The leadership in Washington has consistently failed to develop and implement a coherent policy. The shift of resources and attention from Afghanistan to Iraq almost immediately after the Taliban were first driven from Kabul also underscored a lack of strategic priority. The absence of policy coherence between Washington and its NATO allies early on was replicated by sharp divisions between civilian and military leaders – as reflected in the starkly opposed opinions of the Pentagon and the U.S. embassy in Kabul on the best way forward; most recently evidenced in the departure of General Stanley McChrystal. Measuring inputs rather than outcomes has allowed bureaucrats to trumpet illusory successes. Policymaking has been haphazard, based on the premise that if a bad idea is revived often enough, it might eventually work. Plans for reintegrating the Taliban and establishing local police militias have come and gone and come again with no positive results. Attempts at reconciliation have resulted, likewise, in little more than talk about talks.
Real work to build a capable police and military only began in 2008. Despite endless pledges to restore the rule of law, efforts to provide Afghans with rudimentary justice have barely started. The international community has repeatedly failed to acknowledge the link between stability and justice, though it has long been evident that grievances against predatory government actors are driving the insurgency.
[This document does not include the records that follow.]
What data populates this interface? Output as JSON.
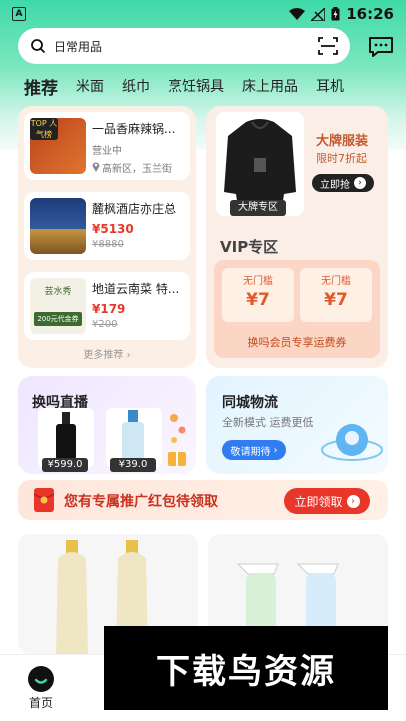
{
  "status_bar": {
    "time": "16:26",
    "app_icon_letter": "A"
  },
  "search": {
    "value": "日常用品"
  },
  "tabs": [
    "推荐",
    "米面",
    "纸巾",
    "烹饪锅具",
    "床上用品",
    "耳机"
  ],
  "shops": [
    {
      "name": "一品香麻辣锅...",
      "status": "营业中",
      "location": "高新区，玉兰街",
      "badge": "TOP 人气榜"
    },
    {
      "name": "麓枫酒店亦庄总",
      "price": "¥5130",
      "old_price": "¥8880"
    },
    {
      "name": "地道云南菜 特...",
      "price": "¥179",
      "old_price": "¥200",
      "thumb_text": "200元代金券",
      "thumb_brand": "芸水秀"
    }
  ],
  "more_label": "更多推荐",
  "brand": {
    "tag": "大牌专区",
    "title": "大牌服装",
    "subtitle": "限时7折起",
    "button": "立即抢"
  },
  "vip": {
    "title": "VIP专区",
    "coupons": [
      {
        "label": "无门槛",
        "value": "¥7"
      },
      {
        "label": "无门槛",
        "value": "¥7"
      }
    ],
    "desc": "换吗会员专享运费券"
  },
  "live": {
    "title": "换吗直播",
    "products": [
      {
        "price": "¥599.0"
      },
      {
        "price": "¥39.0"
      }
    ]
  },
  "city": {
    "title": "同城物流",
    "subtitle": "全新模式  运费更低",
    "button": "敬请期待"
  },
  "promo": {
    "text": "您有专属推广红包待领取",
    "button": "立即领取"
  },
  "bottom_nav": {
    "home": "首页"
  },
  "watermark": "下载鸟资源",
  "colors": {
    "accent": "#3fd9a8",
    "price_red": "#e8382b",
    "promo_red": "#e8362b",
    "city_blue": "#2f7df1"
  }
}
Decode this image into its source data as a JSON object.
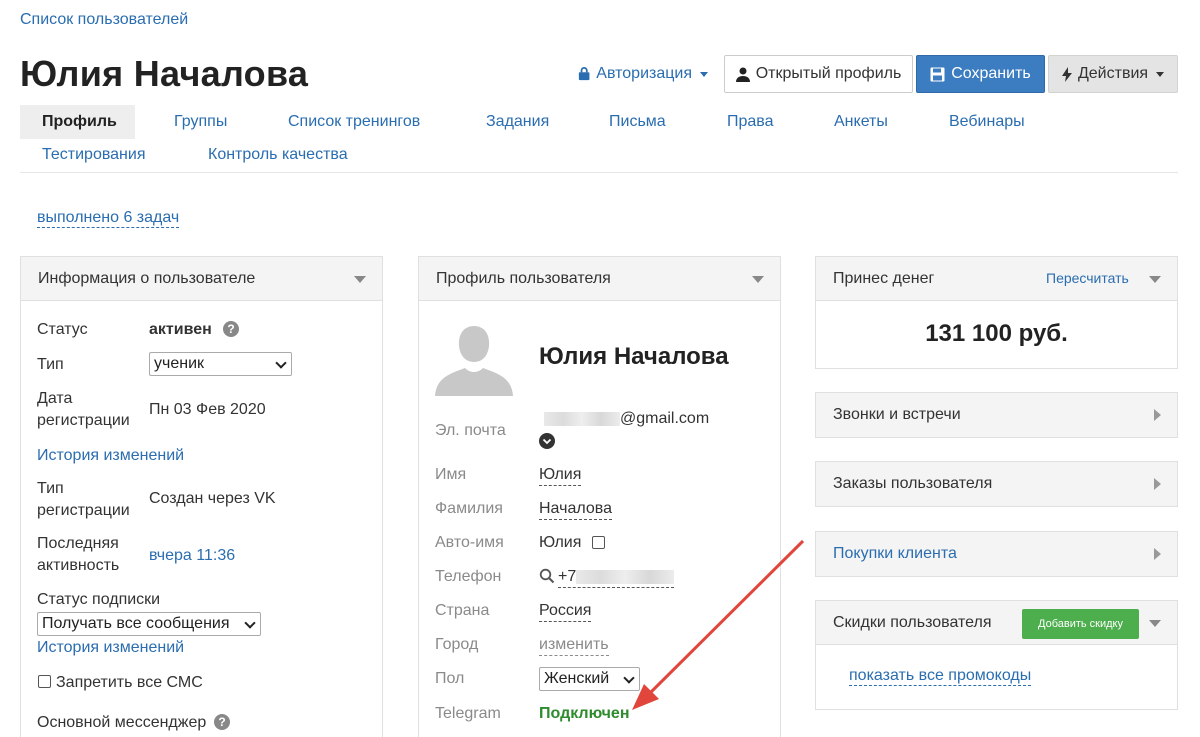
{
  "breadcrumb": "Список пользователей",
  "page_title": "Юлия Началова",
  "toolbar": {
    "auth_label": "Авторизация",
    "open_profile_label": "Открытый профиль",
    "save_label": "Сохранить",
    "actions_label": "Действия"
  },
  "tabs": [
    {
      "label": "Профиль",
      "active": true
    },
    {
      "label": "Группы"
    },
    {
      "label": "Список тренингов"
    },
    {
      "label": "Задания"
    },
    {
      "label": "Письма"
    },
    {
      "label": "Права"
    },
    {
      "label": "Анкеты"
    },
    {
      "label": "Вебинары"
    },
    {
      "label": "Тестирования"
    },
    {
      "label": "Контроль качества"
    }
  ],
  "tasks_link": "выполнено 6 задач",
  "user_info": {
    "title": "Информация о пользователе",
    "status_label": "Статус",
    "status_value": "активен",
    "type_label": "Тип",
    "type_value": "ученик",
    "reg_date_label_1": "Дата",
    "reg_date_label_2": "регистрации",
    "reg_date_value": "Пн 03 Фев 2020",
    "history_link_1": "История изменений",
    "reg_type_label_1": "Тип",
    "reg_type_label_2": "регистрации",
    "reg_type_value": "Создан через VK",
    "last_activity_label_1": "Последняя",
    "last_activity_label_2": "активность",
    "last_activity_value": "вчера 11:36",
    "subscription_label": "Статус подписки",
    "subscription_value": "Получать все сообщения",
    "history_link_2": "История изменений",
    "sms_label": "Запретить все СМС",
    "messenger_label": "Основной мессенджер"
  },
  "profile": {
    "title": "Профиль пользователя",
    "name": "Юлия Началова",
    "email_label": "Эл. почта",
    "email_suffix": "@gmail.com",
    "first_name_label": "Имя",
    "first_name_value": "Юлия",
    "last_name_label": "Фамилия",
    "last_name_value": "Началова",
    "auto_name_label": "Авто-имя",
    "auto_name_value": "Юлия",
    "phone_label": "Телефон",
    "phone_prefix": "+7",
    "country_label": "Страна",
    "country_value": "Россия",
    "city_label": "Город",
    "city_value": "изменить",
    "gender_label": "Пол",
    "gender_value": "Женский",
    "telegram_label": "Telegram",
    "telegram_value": "Подключен"
  },
  "money": {
    "title": "Принес денег",
    "recalc_label": "Пересчитать",
    "amount": "131 100 руб."
  },
  "side_panels": {
    "calls": "Звонки и встречи",
    "orders": "Заказы пользователя",
    "purchases": "Покупки клиента"
  },
  "discounts": {
    "title": "Скидки пользователя",
    "add_label": "Добавить скидку",
    "show_promos": "показать все промокоды"
  },
  "colors": {
    "link": "#2a6db0",
    "save_button": "#3b7dc0",
    "telegram_status": "#2e8b2e",
    "arrow": "#e0463b",
    "add_discount_button": "#4cae4c"
  }
}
All of these problems have led many to believe it is time for the foreign forces to leave. Unfortunately, a rush to the exit will not help Afghans nor will it address the very real regional and global security concerns posed by the breakdown of the Afghan state. Without outside support, the Karzai government would collapse, the Taliban would control much of the country and internal conflict would worsen, increasing the prospects of a return of the destructive civil war of the 1990s. Even a partial Taliban victory would provide succour and a refuge for Pakistani jihadi groups. That could intensify violence in Pakistan and increase attacks on India. Afghanistan’s neighbours would step up support for their proxies, injecting military resources, financing and new energy into the war. As conflict spreads – along with refugees, jihadis and other problems – the situation would be well beyond the control of a few drone strikes.
This paper is aimed at reminding policymakers of the deep problems that exist in Afghanistan. Any plan that fails to deal with the decay in Kabul will not succeed. President Hamid Karzai no longer enjoys the legitimacy and popularity he once had and he has subsequently lost his ability to stitch together lasting political deals. Despite the rhetoric surrounding reconciliation, Karzai is in no position to act alone as a guarantor for the interests of the Afghan state. In the current political context, negotiations with the insurgents stand a slim chance of success. Instead, the key to fighting the insurgency and bringing about the conditions for a political settlement lies in improving security, justice and governance and, as previous Crisis Group reports have shown, there are few quick fixes in these areas.
Kabul/Brussels, 28 November 2010